Your objective:
Everything in the entries except the pictures should be repeated exactly.

Excerpted records:
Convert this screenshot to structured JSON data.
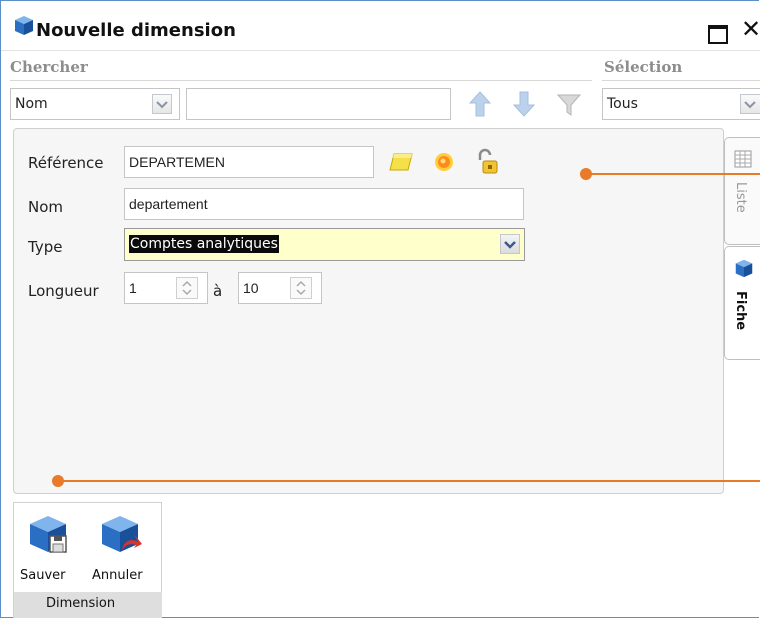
{
  "window": {
    "title": "Nouvelle dimension"
  },
  "search": {
    "section_label": "Chercher",
    "field_select": "Nom",
    "text_value": ""
  },
  "selection": {
    "section_label": "Sélection",
    "value": "Tous"
  },
  "form": {
    "reference_label": "Référence",
    "reference_value": "DEPARTEMEN",
    "nom_label": "Nom",
    "nom_value": "departement",
    "type_label": "Type",
    "type_value": "Comptes analytiques",
    "longueur_label": "Longueur",
    "longueur_from": "1",
    "longueur_sep": "à",
    "longueur_to": "10"
  },
  "side_tabs": {
    "liste_label": "Liste",
    "fiche_label": "Fiche"
  },
  "toolbar": {
    "save_label": "Sauver",
    "cancel_label": "Annuler",
    "group_label": "Dimension"
  },
  "colors": {
    "window_border": "#5b8fc7",
    "accent_orange": "#e87a2a",
    "type_highlight": "#ffffcc"
  }
}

Exercise output:
Convert this screenshot to structured JSON data.
{
  "window": {
    "title": "Nouvelle dimension"
  },
  "search": {
    "section_label": "Chercher",
    "field_select": "Nom",
    "text_value": ""
  },
  "selection": {
    "section_label": "Sélection",
    "value": "Tous"
  },
  "form": {
    "reference_label": "Référence",
    "reference_value": "DEPARTEMEN",
    "nom_label": "Nom",
    "nom_value": "departement",
    "type_label": "Type",
    "type_value": "Comptes analytiques",
    "longueur_label": "Longueur",
    "longueur_from": "1",
    "longueur_sep": "à",
    "longueur_to": "10"
  },
  "side_tabs": {
    "liste_label": "Liste",
    "fiche_label": "Fiche"
  },
  "toolbar": {
    "save_label": "Sauver",
    "cancel_label": "Annuler",
    "group_label": "Dimension"
  },
  "colors": {
    "window_border": "#5b8fc7",
    "accent_orange": "#e87a2a",
    "type_highlight": "#ffffcc"
  }
}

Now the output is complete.